Elymus glaucus var. jepsonii Burtt Davy [E-flora]
Elymus glaucus var. tenuis Vasey [E-flora]
Leymus secalinus. [PFAF]


Elymus hirsutus - hairy wildrye

"General: Perennial, tufted grass from fibrous roots or short rhizomes, the tufts small; stems 40-120 cm tall, usually decumbent at the base, the nodes exposed, occasionally with dense short hairs pointing downward." [IFBC-E-flora]

"Habitat / Range Moist meadows, streamsides and open forests in all vegetation zones; frequent in coastal SW BC, infrequent in SC BC, rare in SE BC; N to AK and S to NW OR." [IFBC-E-flora]

"Ecological Indicator Information A shade-tolerant/intolerant, submontane to subalpine, Western North American grass distributed more in the Pacific than the Cordilleran region. Occurs on very moist to wet, nitrogen-rich soils within boreal, cool temperate, and cool mesothermal climates; its occurrence decreases with increasing continentality. Sporadic in coniferous forests on water-receiving sites, more frequent in broad-leaved forests on floodplains.
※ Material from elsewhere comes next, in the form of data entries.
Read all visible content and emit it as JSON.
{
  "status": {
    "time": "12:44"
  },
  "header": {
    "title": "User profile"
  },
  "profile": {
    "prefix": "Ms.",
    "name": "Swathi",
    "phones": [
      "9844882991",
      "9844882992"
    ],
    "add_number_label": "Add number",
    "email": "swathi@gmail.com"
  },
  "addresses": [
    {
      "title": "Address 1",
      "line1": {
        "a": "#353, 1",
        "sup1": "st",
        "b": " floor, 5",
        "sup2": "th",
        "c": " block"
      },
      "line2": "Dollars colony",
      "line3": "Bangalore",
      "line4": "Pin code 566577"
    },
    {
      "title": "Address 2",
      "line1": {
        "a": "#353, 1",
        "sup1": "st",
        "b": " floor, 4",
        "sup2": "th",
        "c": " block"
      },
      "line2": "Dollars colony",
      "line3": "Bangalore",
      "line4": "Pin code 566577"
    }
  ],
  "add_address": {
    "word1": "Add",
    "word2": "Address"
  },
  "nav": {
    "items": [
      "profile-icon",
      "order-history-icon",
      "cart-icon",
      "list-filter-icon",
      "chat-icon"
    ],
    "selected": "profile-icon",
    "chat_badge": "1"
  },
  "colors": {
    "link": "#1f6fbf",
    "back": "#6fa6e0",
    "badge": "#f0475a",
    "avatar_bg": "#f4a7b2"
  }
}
Characteristic of Moder and Mull humus forms." [IPBC-E-flora]

Status: Native [E-flora]


  1. [E-flora], Accessed Feb 6, 2024

Elymus trachycaulus - slender wheatgrass


"General: Perennial, tufted grass from fibrous roots, sometimes with short rhizomes; stems 30-120 cm tall, erect, the nodes exposed, smooth." [IFBC-E-flora]

"Notes: Two subspecies are recognized in BC:

"1. Lemmas awned, the awns 15-40 mm long, longer than the bodies................. ssp. subsecundus (Link) A. & D. Love"

"1. Lemmas unawned or awned, the awns less than 13 mm long, shorter than the bodies................ ssp. trachycaulus." [IFBC-E-flora]

"The hybrid Elymus x macounii Vasey (Elyhordeum x macounii [Vasey] Barkw. & D. R. Dewey, Elymordeum x macounii [Vasey] Barkw.) is sporadic in BC. It is mainly a hybrid between E. trachycaulus and Hordeum jubatum." [IFBC-E-flora]

"Habitat / Range Mesic to dry grasslands, meadows, forest openings and rocky ridges and slopes in all vegetation zones; spp. subsecundus - frequent in S BC, less frequent northward; ssp. trachycaulus - common throughout BC; N to AK, YT and NT, E to NF and S to ME, MA, PA, NC, IN, MO, TX, NM, AZ, MX and CA." [IFBC-E-flora]


  1. [E-flora], Accessed Feb 6, 2024

Page last modified on Feb 4, 2024